April 18th, 2011 was the date that I left Ghana. The day that I left Bawjiase. I woke up twenty-five minutes before my alarm went off. It was 2:50 AM and I found myself in bed with my mind racing tossing around the pros and cons of both Ghana and the United States. Five minutes later, I put water on what we used as a stove and cleaned out our mugs for tea. The taxi was scheduled to arrive at 3:30 AM. No taxi by 4:00. TIA. Time In Africa always seemed to be vague. By now, everyone was awake and attempting to figure out where the taxi was. Eventually Fifi saved the day by riding his bicycle into town and found the taxi. Only an hour after our scheduled departure, we were off.
|Chelsea, Agogo, & Sophie|
After being dropped off at the airport, thanks Chelbel and Oh Sophie for riding with me, I checked in and waited for the terminal to open. The airport in Accra, Ghana is very small and I was flying out of the first gate of three. I had to wait for it to open. Once it did, I had to wait some more before boarding commenced. I spent this time watching everyone around me. Examining. Thinking.
|Chelsea, Agogo, & Sophie|
Things were different here than Bawjiase. There were many obrofo (the plural of obruni, which means “white person”). Many of them. In Bawjiase, it was rare for us to run across another obruni that wasn’t with our group though it did happen occasionally. Also, in the airport, the Ghanaian population dressed and presented themselves differently. Some men sat waiting with numerous gold or silver bracelets and/or big fancy watches. A few women waited with large rings and dangling, sparkling earrings. There were very few wearing traditional looking fabrics that were common in Bawjiase. Shoes were shiny black, spotless white, mostly new in appearance without any noticeably signs of wear and tear. The majority spoke their native languages, though many spoke English fairly well.

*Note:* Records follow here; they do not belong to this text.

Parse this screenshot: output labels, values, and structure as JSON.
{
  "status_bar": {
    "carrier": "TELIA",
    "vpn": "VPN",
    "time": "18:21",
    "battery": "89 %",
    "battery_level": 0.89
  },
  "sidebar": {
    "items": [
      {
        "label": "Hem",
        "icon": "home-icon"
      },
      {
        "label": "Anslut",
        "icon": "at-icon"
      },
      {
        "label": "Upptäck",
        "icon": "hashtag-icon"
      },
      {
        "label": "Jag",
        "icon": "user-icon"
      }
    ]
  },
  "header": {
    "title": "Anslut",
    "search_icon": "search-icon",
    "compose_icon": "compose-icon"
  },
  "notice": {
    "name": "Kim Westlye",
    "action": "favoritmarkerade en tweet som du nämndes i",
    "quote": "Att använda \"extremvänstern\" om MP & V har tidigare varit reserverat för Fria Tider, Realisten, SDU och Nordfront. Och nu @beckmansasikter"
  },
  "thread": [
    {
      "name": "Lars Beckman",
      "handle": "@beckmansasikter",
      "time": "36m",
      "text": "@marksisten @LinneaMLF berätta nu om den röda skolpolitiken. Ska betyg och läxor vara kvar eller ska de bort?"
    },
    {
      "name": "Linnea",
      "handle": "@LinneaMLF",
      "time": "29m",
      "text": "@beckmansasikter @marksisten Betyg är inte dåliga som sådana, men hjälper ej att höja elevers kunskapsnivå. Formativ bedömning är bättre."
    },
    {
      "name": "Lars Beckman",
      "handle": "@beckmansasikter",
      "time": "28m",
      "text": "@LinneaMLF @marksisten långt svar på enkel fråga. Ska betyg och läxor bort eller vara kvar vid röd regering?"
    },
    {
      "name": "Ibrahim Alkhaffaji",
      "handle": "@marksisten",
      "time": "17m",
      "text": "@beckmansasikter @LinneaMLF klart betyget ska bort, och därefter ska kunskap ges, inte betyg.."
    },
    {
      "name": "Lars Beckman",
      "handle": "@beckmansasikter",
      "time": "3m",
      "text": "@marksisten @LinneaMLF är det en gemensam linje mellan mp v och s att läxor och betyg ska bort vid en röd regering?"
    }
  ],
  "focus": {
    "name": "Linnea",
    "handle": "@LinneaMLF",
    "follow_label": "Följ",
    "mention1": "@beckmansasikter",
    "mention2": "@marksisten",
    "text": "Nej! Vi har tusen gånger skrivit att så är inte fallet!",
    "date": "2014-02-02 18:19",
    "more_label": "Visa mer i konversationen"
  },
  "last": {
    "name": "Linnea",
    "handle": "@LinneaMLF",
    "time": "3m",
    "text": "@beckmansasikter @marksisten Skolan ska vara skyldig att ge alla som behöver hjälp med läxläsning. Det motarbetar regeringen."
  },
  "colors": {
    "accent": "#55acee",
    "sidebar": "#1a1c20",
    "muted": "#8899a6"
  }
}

It had never crossed my mind, the fact that I had not seen a stroller in the past month until sitting at the gate waiting for my plane to board. Sitting in the airport watching a women struggle to get through the narrow rows of seats, it seems oversized, bulky and impractical. I saw another baby being carried in a strange device with straps and plastic buckles resembling a backpack worn on the parent’s chest. I have seen these in the US many times but the sight of it in the airport seemed strange. Using fabric to wrap up a child on the mothers back seemed just as effective and undoubtedly cheaper. The child usually appeared indifferent anyway. Every women and girl had hair, long, well-maintained hair. Many even wore nail polish and make-up. We boarded.
|United Hearts Staff|
Numerous TVs lined the ceilings above the isles. Lights were on and had no chance of going out due to random power outages. I sat. I observed everything. This was strange. I took more pictures. I was always taking pictures. The previous day I had handed over my beloved camera to another trusted volunteer, Sophie, who had captured my goodbyes to all the children, staff and even on stranger at the orphanage. I decided it would be something to look forward to if I waited to look at any pictures taken the previous day until I was airborne.
As I clicked through the photos, my eyes began to water. I paused, collected myself and continued. Again, they filled. I never thought it would be so hard to leave somewhere that only five weeks ago had been completely foreign. I had known no one. Now I sit trying to calculate the possibility of return. My excitement for returning to the US was foggy, mixed and all I could do is think of the past five weeks and the people that made my trip so unforgettable. Strangers had become close friends. Orphans had become children with names, personalities and hearts larger than life. For the last five weeks, Ghana was my home.
I will return…
|United Hearts Children's Center|